Here is a short list of positive, life-affirming books to assist your little Latina in becoming the BEST she can be! You can either order these from Amazon.com, or get them used (still in good condition) for much less at Half.com :
Good Night Captain Mama/Buenas Noches Capitán Mamá, by Graciela Tiscareno-Sato (Author) , Linda Lens (Illustrator)-This the first bilingual children’s picture book showing young children why women and mommies wear military uniforms and serve in our nation’s armed forces.
When Christmas Feels Like Home, by Gretchen Griffith (Author) , Carolina Farias (Illustrator)- When Juan moves from a small village in Mexico to a town in the United States, he fears that he’ll never feel at home in this strange new place.
The Poet Upstairs, by Judith Ortiz Cofer (Author) , Oscar Ortiz (Illustrator)- When homesick Juliana’s cold causes her to stay home from school one blistery, snowy day, she makes a new friend in the poet who lives upstairs.
Becoming Naomi Leon, by Pam Munoz Ryan (Author)- Between having a very unique name, not-so-hip-clothes, and an absentee-madre, Naomi Soledad Outlaw has a lot to deal with in her young life. Despite her abuelita’s attempts to help Naomi see the bright side of every situation, Naomi still feels like “a nobody.”

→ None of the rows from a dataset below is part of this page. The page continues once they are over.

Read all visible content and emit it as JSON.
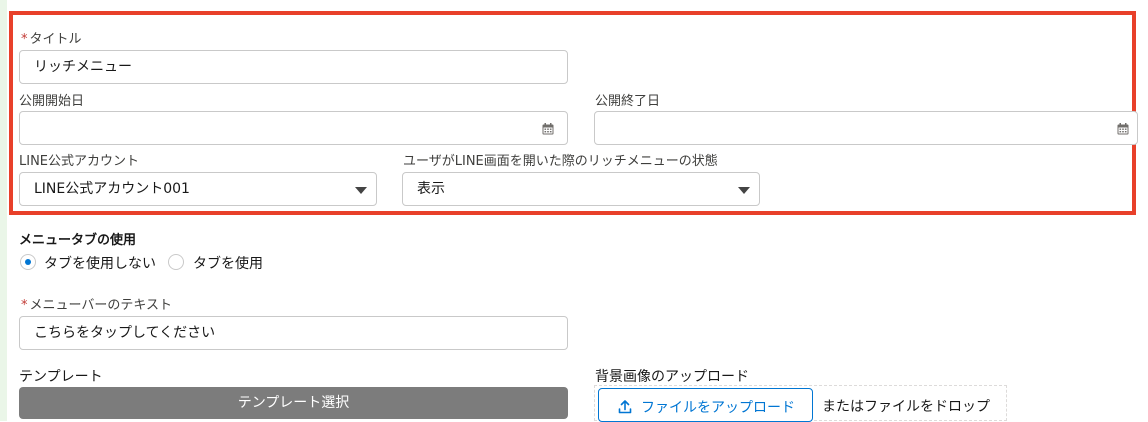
{
  "form": {
    "top_partial_title": "",
    "title": {
      "label": "タイトル",
      "required": "*",
      "value": "リッチメニュー"
    },
    "publish_start": {
      "label": "公開開始日",
      "value": ""
    },
    "publish_end": {
      "label": "公開終了日",
      "value": ""
    },
    "line_account": {
      "label": "LINE公式アカウント",
      "selected": "LINE公式アカウント001"
    },
    "menu_state": {
      "label": "ユーザがLINE画面を開いた際のリッチメニューの状態",
      "selected": "表示"
    },
    "menu_tab": {
      "label": "メニュータブの使用",
      "options": [
        "タブを使用しない",
        "タブを使用"
      ],
      "selected_index": 0
    },
    "menu_bar_text": {
      "label": "メニューバーのテキスト",
      "required": "*",
      "value": "こちらをタップしてください"
    },
    "template": {
      "label": "テンプレート",
      "button": "テンプレート選択"
    },
    "background_upload": {
      "label": "背景画像のアップロード",
      "button": "ファイルをアップロード",
      "drop_text": "またはファイルをドロップ"
    }
  },
  "colors": {
    "highlight_border": "#e8402a",
    "accent": "#0176d3",
    "required": "#c23934",
    "template_button": "#7c7c7c"
  },
  "icons": {
    "date": "calendar-icon",
    "select": "chevron-down-icon",
    "upload": "upload-icon"
  }
}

Arturo and the Navidad Birds, by Anne Broyles (Author) , KE Lewis (Illustrator)- Young Arturo loves decorating the Christmas tree with his “Abuelita Rosa.” For every ornament they hang together, Abuelita Rosa shares a new piece of their Central American family’s history with Arturo.